[Recorded information Boundary: Start]

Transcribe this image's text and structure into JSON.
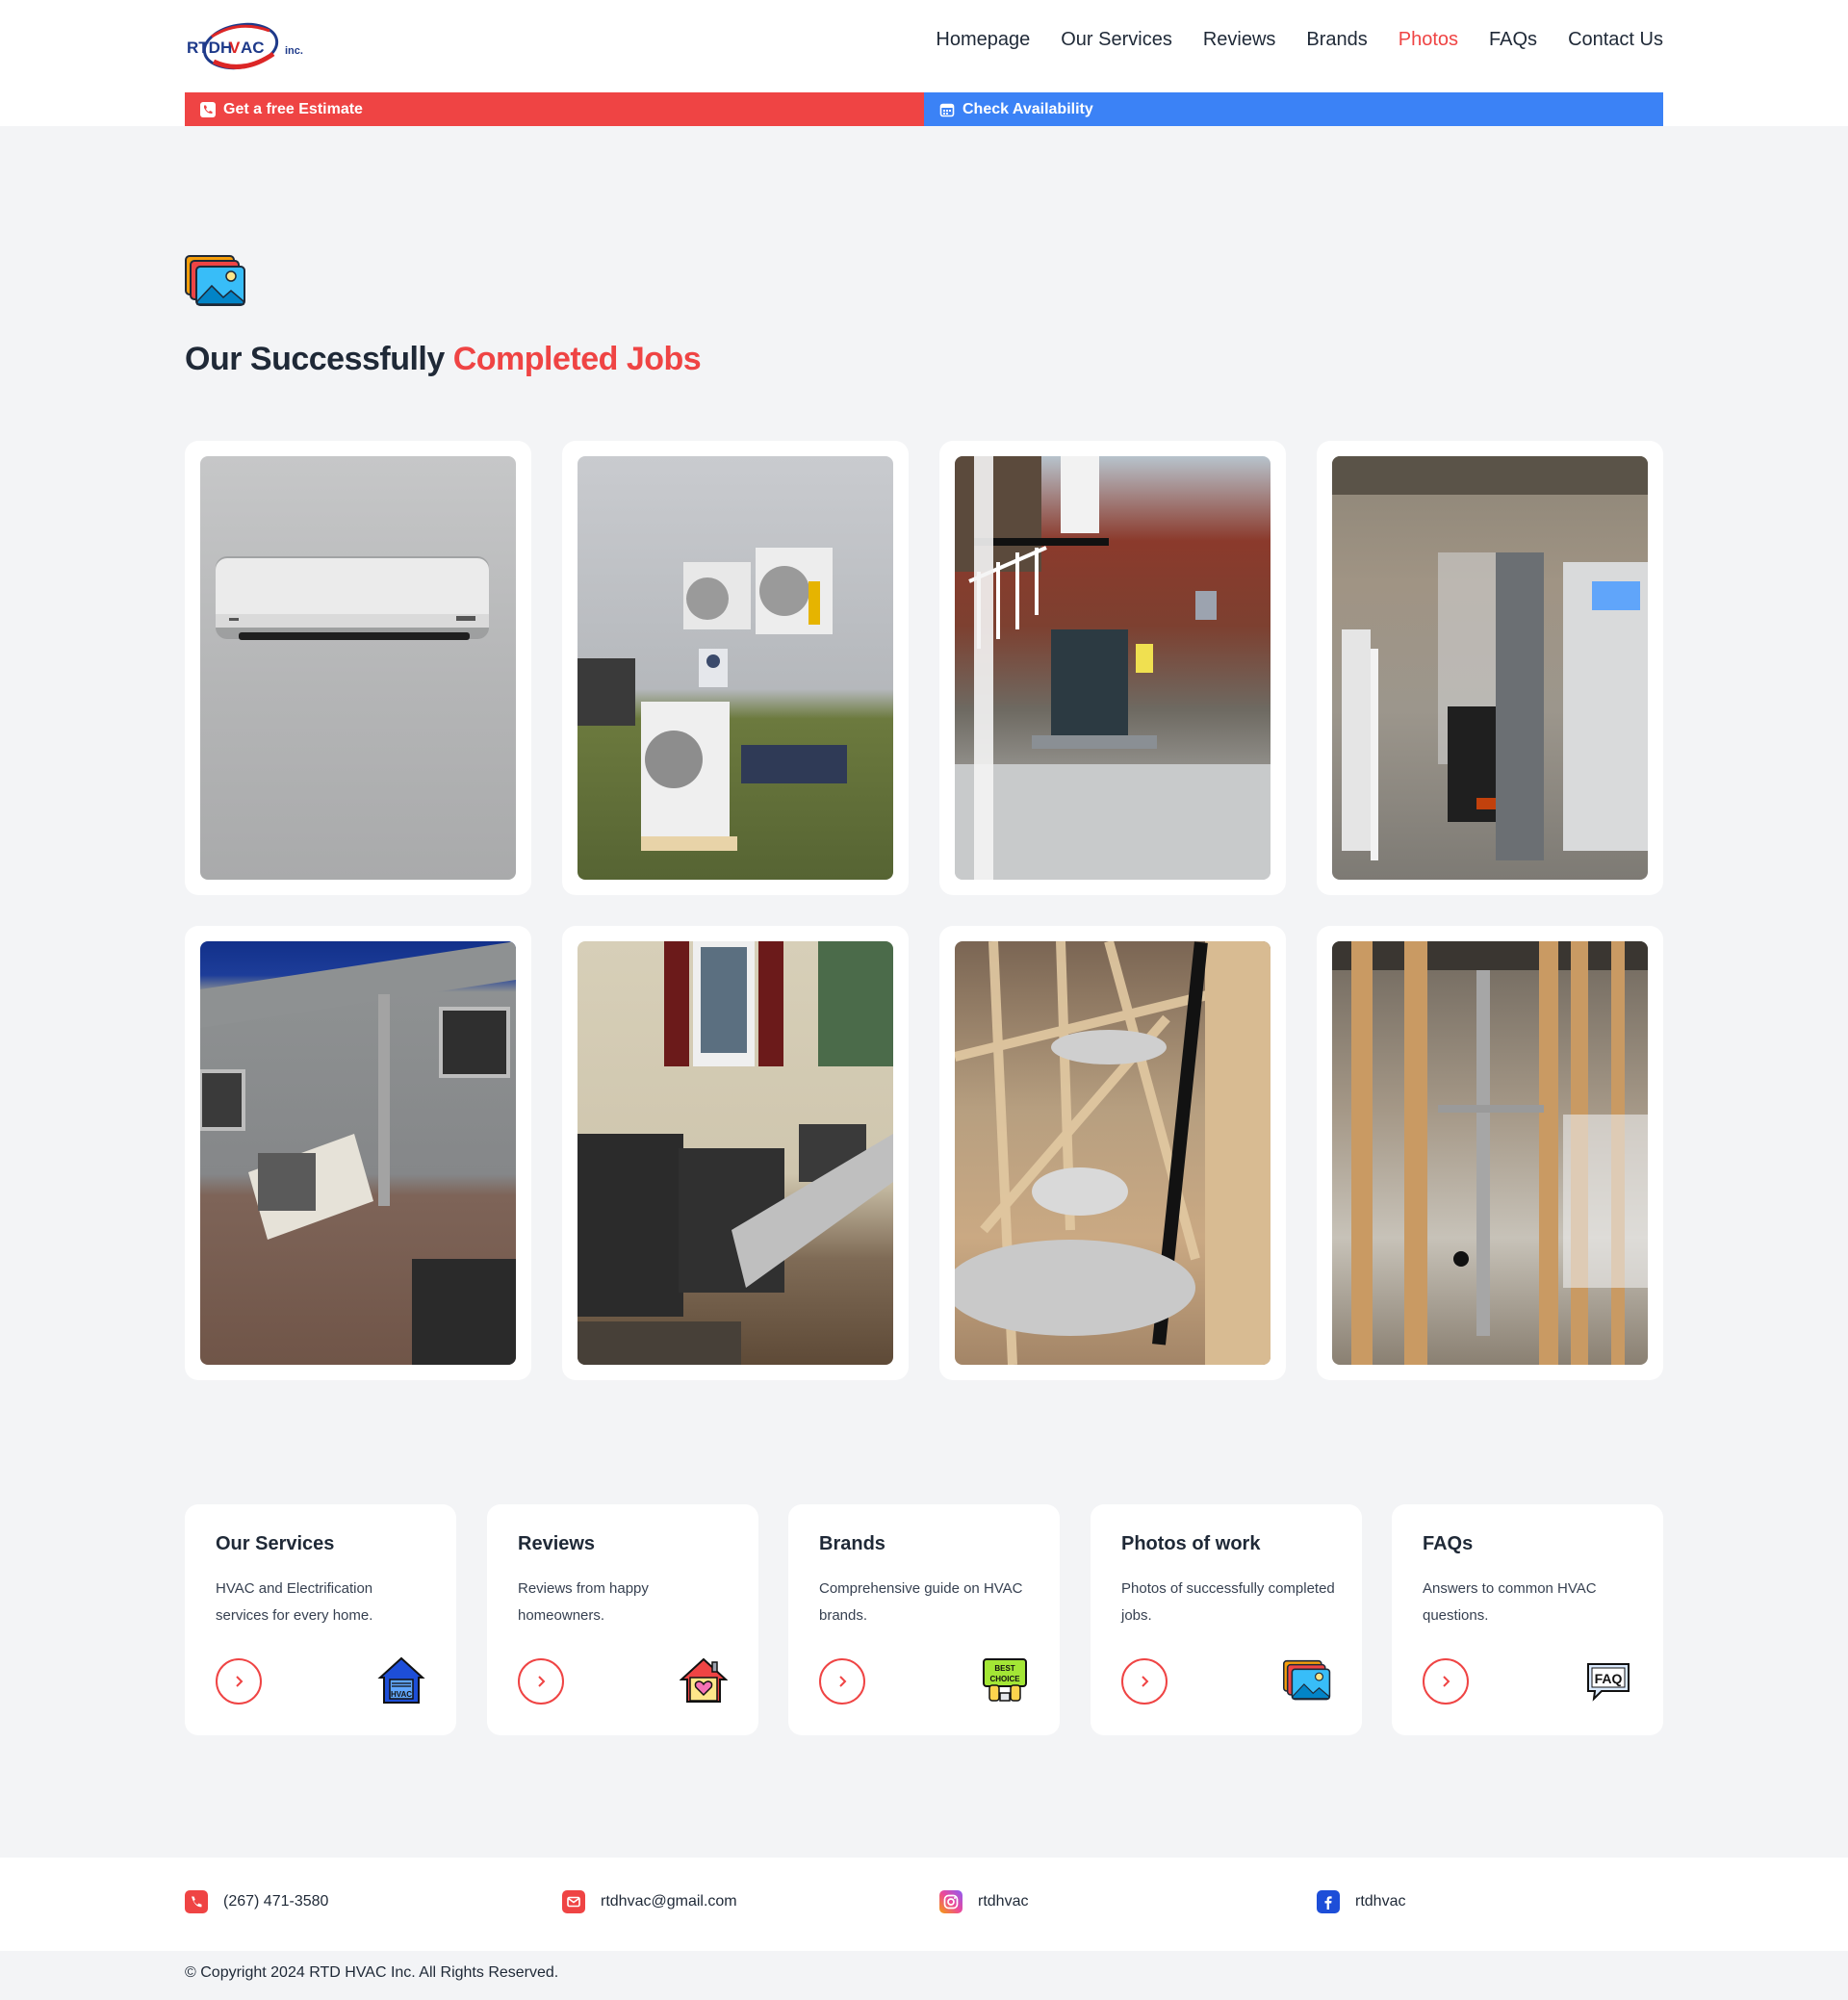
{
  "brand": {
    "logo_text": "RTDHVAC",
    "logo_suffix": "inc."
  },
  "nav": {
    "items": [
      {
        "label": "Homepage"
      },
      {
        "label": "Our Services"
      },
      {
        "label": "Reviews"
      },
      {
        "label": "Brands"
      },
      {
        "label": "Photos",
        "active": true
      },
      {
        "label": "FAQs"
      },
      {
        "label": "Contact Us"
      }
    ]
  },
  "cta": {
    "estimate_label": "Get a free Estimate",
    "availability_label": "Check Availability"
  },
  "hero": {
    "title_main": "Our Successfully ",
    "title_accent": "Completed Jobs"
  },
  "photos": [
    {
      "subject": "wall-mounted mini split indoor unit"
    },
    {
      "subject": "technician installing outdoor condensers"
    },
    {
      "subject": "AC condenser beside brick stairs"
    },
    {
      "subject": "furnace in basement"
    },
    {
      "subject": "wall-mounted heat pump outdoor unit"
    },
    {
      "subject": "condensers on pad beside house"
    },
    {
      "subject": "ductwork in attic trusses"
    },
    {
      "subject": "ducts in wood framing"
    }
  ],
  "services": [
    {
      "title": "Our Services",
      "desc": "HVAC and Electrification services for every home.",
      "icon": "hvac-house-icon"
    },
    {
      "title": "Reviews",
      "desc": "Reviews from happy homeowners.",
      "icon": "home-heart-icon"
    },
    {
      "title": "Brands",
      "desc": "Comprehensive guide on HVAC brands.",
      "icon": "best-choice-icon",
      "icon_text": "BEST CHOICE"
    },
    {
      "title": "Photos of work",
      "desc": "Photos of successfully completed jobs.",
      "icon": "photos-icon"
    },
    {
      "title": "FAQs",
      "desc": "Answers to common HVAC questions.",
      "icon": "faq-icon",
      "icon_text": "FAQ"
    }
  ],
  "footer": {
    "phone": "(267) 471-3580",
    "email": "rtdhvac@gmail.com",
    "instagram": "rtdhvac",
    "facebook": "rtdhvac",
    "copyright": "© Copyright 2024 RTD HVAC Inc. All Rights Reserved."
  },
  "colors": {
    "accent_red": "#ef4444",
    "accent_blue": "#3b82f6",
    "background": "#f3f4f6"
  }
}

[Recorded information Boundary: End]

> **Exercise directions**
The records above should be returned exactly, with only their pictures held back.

> **Written answer**
Transcribe this image's text and structure into JSON.
{
  "brand": {
    "logo_text": "RTDHVAC",
    "logo_suffix": "inc."
  },
  "nav": {
    "items": [
      {
        "label": "Homepage"
      },
      {
        "label": "Our Services"
      },
      {
        "label": "Reviews"
      },
      {
        "label": "Brands"
      },
      {
        "label": "Photos",
        "active": true
      },
      {
        "label": "FAQs"
      },
      {
        "label": "Contact Us"
      }
    ]
  },
  "cta": {
    "estimate_label": "Get a free Estimate",
    "availability_label": "Check Availability"
  },
  "hero": {
    "title_main": "Our Successfully ",
    "title_accent": "Completed Jobs"
  },
  "photos": [
    {
      "subject": "wall-mounted mini split indoor unit"
    },
    {
      "subject": "technician installing outdoor condensers"
    },
    {
      "subject": "AC condenser beside brick stairs"
    },
    {
      "subject": "furnace in basement"
    },
    {
      "subject": "wall-mounted heat pump outdoor unit"
    },
    {
      "subject": "condensers on pad beside house"
    },
    {
      "subject": "ductwork in attic trusses"
    },
    {
      "subject": "ducts in wood framing"
    }
  ],
  "services": [
    {
      "title": "Our Services",
      "desc": "HVAC and Electrification services for every home.",
      "icon": "hvac-house-icon"
    },
    {
      "title": "Reviews",
      "desc": "Reviews from happy homeowners.",
      "icon": "home-heart-icon"
    },
    {
      "title": "Brands",
      "desc": "Comprehensive guide on HVAC brands.",
      "icon": "best-choice-icon",
      "icon_text": "BEST CHOICE"
    },
    {
      "title": "Photos of work",
      "desc": "Photos of successfully completed jobs.",
      "icon": "photos-icon"
    },
    {
      "title": "FAQs",
      "desc": "Answers to common HVAC questions.",
      "icon": "faq-icon",
      "icon_text": "FAQ"
    }
  ],
  "footer": {
    "phone": "(267) 471-3580",
    "email": "rtdhvac@gmail.com",
    "instagram": "rtdhvac",
    "facebook": "rtdhvac",
    "copyright": "© Copyright 2024 RTD HVAC Inc. All Rights Reserved."
  },
  "colors": {
    "accent_red": "#ef4444",
    "accent_blue": "#3b82f6",
    "background": "#f3f4f6"
  }
}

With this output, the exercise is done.